Bagwell looked up and saw a Catholic church. He knocked on the door and pleaded with a priest to help him. About 100 Vietnamese civilians were already hiding in the church.
The priest insisted Bagwell change his clothes. They buried his uniform and M14 in the courtyard. Then the priest wrapped Bagwell’s face in bandages.
“His idea was to make me look as much like a Vietnamese as possible,” Bagwell said.
Not long afterward, North Vietnamese soldiers burst into the church looking for Americans.
“They came by and started pointing their rifles right at my face,” he said. “I just closed my eyes and thought, ‘there’s no way they’re not going to know I’m not Vietnamese.'”
Broadcast Engineer Staff Sgt. Donat Gouin sits behind the television van for Detachment 5 of the American Forces Vietnam Network in Hue.
(U.S. Army photo)
But the North Vietnamese walked on past him. Bagwell was then taken by the priest up into the bell tower of the church to hide.
Other American forces, however, had been told that NVA fighters were hiding in the church, Bagwell said. So, they began to shell the church and hit the bell tower.
Part of the tower collapsed. “I just crawled out of all the mess and crawled back downstairs,” Bagwell said.
The priest then rushed up to him and said, “You know, you’re kind of bad luck. We need to get you out of here.” He pointed across rice paddies to a light in the distance and said he thought that was an American unit.
As he crawled through the rice paddies, Bagwell said a U.S. helicopter began circling him and shining its search light down, thinking he was Vietnamese, since he had no uniform.
“Actually, during that time, I counted about 12 times that I should have been shot and killed,” Bagwell said. “Six by the North Vietnamese and six by the Americans.”
When the sun came up, Bagwell was near a U.S. signal unit. He took off his white shirt and put it on a stick, yelling “Don’t shoot! Don’t shoot! I’m an American!”
They held a gun to him and asked if he was really an American.
“You can’t tell with this Okie accent?” Bagwell replied.
“Well, what were you doing out there?” a soldier asked.
“I was with the TV and radio station,” Bagwell said.
“No, I don’t think so; they’re all dead or prisoner,” the soldier insisted. “The only body we haven’t found is Bagwell.”
The North Vietnamese executed an estimated 3,000 South Vietnamese civilians in Hue during Tet for sympathizing with American forces.
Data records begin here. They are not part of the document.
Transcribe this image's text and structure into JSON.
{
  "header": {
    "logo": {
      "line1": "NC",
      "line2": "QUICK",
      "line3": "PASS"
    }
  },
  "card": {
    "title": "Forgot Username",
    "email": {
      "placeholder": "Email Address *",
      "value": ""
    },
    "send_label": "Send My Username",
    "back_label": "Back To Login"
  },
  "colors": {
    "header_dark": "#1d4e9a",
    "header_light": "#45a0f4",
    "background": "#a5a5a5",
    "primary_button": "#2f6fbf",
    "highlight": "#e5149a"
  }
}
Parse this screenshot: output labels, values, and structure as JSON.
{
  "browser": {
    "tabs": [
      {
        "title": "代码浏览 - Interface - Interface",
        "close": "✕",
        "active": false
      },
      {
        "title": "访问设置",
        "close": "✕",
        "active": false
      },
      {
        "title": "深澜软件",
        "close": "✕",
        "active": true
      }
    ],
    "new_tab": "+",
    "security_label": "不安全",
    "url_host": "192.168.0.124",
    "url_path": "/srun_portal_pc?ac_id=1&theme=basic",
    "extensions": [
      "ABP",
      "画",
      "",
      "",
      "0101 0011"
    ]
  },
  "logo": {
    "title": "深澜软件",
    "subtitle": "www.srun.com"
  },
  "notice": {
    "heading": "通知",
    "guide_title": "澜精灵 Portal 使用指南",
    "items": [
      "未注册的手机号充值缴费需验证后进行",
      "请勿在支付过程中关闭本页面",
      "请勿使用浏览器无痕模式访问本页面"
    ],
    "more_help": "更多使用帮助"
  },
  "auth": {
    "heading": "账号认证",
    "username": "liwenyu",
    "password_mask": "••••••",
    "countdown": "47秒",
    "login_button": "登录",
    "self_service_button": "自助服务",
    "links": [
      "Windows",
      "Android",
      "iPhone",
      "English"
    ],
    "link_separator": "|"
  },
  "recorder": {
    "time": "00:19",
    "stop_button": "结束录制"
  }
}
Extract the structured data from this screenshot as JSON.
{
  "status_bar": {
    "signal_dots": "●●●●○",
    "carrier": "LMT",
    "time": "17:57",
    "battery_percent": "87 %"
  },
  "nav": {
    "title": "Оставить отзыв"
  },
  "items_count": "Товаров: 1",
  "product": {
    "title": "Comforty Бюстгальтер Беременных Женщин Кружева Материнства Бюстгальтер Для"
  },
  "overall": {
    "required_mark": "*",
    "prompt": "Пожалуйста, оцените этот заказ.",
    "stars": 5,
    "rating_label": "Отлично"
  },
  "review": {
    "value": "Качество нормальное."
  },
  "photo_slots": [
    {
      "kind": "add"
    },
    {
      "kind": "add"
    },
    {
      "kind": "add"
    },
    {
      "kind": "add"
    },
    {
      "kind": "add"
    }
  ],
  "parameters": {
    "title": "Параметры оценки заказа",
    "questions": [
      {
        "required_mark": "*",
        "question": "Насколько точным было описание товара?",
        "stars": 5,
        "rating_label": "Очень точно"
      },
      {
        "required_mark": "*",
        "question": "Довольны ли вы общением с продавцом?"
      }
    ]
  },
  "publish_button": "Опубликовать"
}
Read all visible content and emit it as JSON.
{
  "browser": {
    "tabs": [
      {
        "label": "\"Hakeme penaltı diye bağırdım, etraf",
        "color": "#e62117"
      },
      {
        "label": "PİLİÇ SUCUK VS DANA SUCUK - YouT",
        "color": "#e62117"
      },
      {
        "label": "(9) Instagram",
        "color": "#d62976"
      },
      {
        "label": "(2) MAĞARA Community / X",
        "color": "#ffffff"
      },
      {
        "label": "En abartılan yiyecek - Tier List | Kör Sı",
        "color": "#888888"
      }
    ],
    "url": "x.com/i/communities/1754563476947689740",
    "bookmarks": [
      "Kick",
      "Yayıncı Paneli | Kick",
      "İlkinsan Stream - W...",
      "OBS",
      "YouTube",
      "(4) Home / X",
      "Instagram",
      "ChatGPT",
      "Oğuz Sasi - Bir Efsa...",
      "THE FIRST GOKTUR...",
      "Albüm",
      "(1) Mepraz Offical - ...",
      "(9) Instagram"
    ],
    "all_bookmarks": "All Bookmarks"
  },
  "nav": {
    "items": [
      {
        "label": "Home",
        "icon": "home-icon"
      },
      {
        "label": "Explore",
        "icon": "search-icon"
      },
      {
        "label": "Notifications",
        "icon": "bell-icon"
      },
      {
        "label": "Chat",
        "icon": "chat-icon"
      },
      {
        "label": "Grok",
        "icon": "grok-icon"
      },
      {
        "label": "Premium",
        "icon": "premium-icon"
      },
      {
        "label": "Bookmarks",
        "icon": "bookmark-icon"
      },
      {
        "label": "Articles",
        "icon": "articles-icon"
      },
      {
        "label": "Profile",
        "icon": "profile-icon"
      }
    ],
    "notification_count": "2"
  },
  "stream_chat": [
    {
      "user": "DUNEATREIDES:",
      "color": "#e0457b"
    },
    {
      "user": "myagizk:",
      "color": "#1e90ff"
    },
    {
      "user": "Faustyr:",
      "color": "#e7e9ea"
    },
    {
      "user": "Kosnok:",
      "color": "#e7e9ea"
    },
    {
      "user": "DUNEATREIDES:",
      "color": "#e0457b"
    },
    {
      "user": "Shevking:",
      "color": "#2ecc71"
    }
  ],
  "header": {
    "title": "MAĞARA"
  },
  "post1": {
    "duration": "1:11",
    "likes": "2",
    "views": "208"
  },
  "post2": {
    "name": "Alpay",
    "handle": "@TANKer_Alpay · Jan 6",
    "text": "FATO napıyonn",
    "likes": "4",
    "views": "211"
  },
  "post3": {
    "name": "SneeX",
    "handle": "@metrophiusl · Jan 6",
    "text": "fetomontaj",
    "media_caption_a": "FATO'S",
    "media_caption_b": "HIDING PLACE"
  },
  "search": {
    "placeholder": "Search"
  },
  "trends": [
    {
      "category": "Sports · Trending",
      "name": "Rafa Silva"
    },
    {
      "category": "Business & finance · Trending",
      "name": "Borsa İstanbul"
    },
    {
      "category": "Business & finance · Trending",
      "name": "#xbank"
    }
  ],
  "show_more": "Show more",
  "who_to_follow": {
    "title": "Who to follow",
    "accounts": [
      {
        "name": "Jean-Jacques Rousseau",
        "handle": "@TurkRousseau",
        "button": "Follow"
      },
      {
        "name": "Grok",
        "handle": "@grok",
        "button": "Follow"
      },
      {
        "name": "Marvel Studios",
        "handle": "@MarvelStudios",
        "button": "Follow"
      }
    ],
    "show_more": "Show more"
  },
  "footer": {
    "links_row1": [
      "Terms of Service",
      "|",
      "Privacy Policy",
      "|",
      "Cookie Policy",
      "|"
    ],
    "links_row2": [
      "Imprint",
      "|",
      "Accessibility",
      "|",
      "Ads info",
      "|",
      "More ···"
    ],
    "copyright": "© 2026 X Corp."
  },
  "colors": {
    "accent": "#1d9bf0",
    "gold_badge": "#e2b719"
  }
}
Bagwell said he learned that a Catholic priest was executed for hiding a U.S. soldier in a church, and he knew that soldier had to be him.
The prisoners of war from AFVN Det. 5 — Ettmueller, DiBernardo and Anderson, along with Marine Cpl. John Deering and Army broadcast engineer Staff Sgt. Donat Gouin — were forced to walk 400 miles barefoot through the jungle over the next 55 days.
For five years, they were tortured, interrogated and moved from one POW camp to another, until released from the infamous Hanoi Hilton in the 1973 prisoner exchange.
Bagwell and Ettmueller were inducted into the Army Public Affairs Hall of Fame in 2008. The Army Broadcast Journalist of the Year Award is named in Anderson’s honor.
Editor’s note: Bagwell and Ettmueller were interviewed this month by phone. Retired Master Sgt. Anderson was interviewed in 1983 when he was a civilian public affairs officer at Aberdeen Proving Ground, Maryland.
This article originally appeared on the United States Army. Follow @USArmy on Twitter.